# Dataset records
>>>>>
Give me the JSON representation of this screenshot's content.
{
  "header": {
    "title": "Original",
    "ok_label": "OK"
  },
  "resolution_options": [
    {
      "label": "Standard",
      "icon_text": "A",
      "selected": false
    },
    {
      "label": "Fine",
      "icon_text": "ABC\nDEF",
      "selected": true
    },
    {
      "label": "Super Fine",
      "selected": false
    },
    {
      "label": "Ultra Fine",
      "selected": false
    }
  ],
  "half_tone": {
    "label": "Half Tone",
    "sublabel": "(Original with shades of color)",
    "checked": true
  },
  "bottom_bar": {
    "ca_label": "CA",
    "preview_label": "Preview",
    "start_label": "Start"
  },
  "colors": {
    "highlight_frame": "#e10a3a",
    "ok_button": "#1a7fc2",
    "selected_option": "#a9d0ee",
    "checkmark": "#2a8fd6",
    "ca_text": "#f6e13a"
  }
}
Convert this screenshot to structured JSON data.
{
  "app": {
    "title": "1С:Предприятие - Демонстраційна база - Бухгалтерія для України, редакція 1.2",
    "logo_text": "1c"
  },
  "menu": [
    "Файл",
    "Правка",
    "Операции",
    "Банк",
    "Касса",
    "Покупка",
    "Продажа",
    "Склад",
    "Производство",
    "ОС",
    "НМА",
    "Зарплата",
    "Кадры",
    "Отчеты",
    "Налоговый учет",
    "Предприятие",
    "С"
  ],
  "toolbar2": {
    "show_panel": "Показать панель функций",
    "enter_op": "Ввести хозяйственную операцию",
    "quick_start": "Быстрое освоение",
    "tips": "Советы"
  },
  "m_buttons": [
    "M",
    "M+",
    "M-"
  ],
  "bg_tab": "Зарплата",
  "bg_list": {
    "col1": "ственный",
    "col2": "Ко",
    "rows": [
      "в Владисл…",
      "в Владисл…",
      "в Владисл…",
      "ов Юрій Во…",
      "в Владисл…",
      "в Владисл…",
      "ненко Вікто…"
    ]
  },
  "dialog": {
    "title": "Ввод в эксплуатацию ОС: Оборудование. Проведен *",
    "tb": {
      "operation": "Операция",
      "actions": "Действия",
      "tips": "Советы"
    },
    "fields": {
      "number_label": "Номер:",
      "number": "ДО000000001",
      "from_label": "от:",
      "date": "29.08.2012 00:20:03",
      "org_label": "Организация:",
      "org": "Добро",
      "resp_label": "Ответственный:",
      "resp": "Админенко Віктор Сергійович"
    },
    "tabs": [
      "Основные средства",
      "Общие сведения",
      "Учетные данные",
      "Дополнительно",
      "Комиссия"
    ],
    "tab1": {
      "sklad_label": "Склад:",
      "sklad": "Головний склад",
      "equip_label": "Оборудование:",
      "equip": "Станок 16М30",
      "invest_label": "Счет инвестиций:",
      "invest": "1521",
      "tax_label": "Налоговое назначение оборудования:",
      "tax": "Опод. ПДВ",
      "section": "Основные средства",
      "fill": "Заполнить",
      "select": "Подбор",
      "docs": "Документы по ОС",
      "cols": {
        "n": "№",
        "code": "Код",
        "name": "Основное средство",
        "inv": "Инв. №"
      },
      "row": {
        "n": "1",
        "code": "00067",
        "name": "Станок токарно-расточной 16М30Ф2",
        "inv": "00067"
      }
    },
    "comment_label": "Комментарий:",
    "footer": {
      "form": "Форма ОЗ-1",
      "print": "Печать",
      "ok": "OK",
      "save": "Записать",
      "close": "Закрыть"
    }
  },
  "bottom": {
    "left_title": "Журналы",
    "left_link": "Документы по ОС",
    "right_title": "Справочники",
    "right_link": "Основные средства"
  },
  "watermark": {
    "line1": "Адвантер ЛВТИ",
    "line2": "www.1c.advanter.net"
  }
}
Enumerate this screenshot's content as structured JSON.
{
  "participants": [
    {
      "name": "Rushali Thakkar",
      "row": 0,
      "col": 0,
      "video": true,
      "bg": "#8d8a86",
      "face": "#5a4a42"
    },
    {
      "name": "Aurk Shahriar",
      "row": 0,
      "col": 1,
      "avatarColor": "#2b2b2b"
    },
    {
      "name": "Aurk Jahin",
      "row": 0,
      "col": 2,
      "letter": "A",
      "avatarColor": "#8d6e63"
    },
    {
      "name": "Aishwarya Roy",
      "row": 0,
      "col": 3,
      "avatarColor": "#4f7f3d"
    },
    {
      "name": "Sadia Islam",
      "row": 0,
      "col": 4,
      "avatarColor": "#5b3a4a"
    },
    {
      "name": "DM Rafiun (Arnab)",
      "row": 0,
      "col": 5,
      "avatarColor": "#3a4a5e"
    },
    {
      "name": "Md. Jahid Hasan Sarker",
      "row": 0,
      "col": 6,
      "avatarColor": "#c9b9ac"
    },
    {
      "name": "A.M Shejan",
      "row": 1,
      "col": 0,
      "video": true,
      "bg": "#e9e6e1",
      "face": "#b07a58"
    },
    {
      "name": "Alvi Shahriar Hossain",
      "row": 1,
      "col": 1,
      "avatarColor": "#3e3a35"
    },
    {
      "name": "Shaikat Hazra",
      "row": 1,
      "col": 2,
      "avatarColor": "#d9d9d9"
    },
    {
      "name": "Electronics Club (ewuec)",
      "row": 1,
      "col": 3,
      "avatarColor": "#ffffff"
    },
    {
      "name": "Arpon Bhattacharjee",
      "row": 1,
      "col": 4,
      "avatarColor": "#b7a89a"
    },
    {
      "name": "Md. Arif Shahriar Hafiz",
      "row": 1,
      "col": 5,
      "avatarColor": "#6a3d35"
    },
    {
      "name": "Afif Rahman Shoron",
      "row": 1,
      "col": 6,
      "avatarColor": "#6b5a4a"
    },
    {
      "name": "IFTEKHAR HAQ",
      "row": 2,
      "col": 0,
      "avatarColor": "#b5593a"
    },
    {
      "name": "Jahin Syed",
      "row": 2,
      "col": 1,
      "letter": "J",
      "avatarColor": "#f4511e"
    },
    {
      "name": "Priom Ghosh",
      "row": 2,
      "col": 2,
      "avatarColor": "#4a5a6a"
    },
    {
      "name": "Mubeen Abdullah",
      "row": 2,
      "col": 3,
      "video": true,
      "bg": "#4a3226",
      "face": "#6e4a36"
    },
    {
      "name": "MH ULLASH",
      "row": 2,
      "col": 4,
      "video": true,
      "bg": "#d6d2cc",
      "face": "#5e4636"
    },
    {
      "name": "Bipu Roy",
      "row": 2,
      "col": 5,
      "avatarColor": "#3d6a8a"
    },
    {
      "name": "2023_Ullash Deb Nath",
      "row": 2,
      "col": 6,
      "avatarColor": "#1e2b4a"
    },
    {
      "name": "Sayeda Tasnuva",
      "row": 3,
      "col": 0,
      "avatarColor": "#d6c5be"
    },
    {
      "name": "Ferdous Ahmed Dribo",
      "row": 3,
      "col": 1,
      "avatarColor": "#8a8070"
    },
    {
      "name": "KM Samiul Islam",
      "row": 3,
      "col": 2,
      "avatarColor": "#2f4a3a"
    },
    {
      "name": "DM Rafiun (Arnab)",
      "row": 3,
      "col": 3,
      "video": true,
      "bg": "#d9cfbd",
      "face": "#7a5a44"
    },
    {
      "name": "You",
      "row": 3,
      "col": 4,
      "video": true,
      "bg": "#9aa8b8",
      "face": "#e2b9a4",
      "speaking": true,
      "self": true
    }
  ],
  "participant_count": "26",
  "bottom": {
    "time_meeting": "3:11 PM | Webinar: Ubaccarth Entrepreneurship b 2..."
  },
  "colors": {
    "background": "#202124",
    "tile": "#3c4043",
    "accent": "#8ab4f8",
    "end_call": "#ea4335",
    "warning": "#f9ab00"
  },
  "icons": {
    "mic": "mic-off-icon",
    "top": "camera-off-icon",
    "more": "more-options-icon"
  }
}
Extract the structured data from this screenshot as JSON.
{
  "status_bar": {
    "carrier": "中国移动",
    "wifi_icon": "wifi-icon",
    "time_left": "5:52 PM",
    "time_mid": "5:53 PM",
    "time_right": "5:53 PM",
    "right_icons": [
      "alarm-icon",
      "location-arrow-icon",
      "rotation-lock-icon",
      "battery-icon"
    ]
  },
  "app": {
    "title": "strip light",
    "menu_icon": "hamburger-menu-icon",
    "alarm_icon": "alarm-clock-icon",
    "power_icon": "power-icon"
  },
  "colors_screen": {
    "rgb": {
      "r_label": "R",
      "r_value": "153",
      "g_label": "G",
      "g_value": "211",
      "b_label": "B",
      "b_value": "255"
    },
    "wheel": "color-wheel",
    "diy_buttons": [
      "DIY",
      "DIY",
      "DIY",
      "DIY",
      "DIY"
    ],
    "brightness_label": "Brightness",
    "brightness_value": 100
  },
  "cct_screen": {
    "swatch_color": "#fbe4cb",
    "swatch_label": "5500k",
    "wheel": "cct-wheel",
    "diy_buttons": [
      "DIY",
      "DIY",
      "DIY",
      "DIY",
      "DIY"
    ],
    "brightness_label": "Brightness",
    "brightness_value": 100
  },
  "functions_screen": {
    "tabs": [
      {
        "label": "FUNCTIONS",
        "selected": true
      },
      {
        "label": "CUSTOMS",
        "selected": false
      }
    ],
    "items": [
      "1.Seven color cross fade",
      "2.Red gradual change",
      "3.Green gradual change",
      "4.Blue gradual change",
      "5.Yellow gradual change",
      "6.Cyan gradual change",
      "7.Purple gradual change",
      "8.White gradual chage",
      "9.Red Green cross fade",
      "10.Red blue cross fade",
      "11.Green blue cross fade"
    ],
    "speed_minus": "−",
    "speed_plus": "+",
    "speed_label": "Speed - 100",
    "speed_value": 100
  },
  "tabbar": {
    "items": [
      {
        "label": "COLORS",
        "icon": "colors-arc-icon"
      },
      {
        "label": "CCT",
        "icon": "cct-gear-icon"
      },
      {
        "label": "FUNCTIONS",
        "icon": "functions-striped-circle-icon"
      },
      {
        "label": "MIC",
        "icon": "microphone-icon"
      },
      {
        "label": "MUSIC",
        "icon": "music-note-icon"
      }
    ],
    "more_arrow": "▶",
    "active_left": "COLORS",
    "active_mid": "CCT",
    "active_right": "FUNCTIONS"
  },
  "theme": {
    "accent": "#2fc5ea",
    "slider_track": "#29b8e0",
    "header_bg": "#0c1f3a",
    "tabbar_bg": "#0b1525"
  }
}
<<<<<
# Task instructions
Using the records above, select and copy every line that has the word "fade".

# Response
      "1.Seven color cross fade",
      "9.Red Green cross fade",
      "10.Red blue cross fade",
      "11.Green blue cross fade"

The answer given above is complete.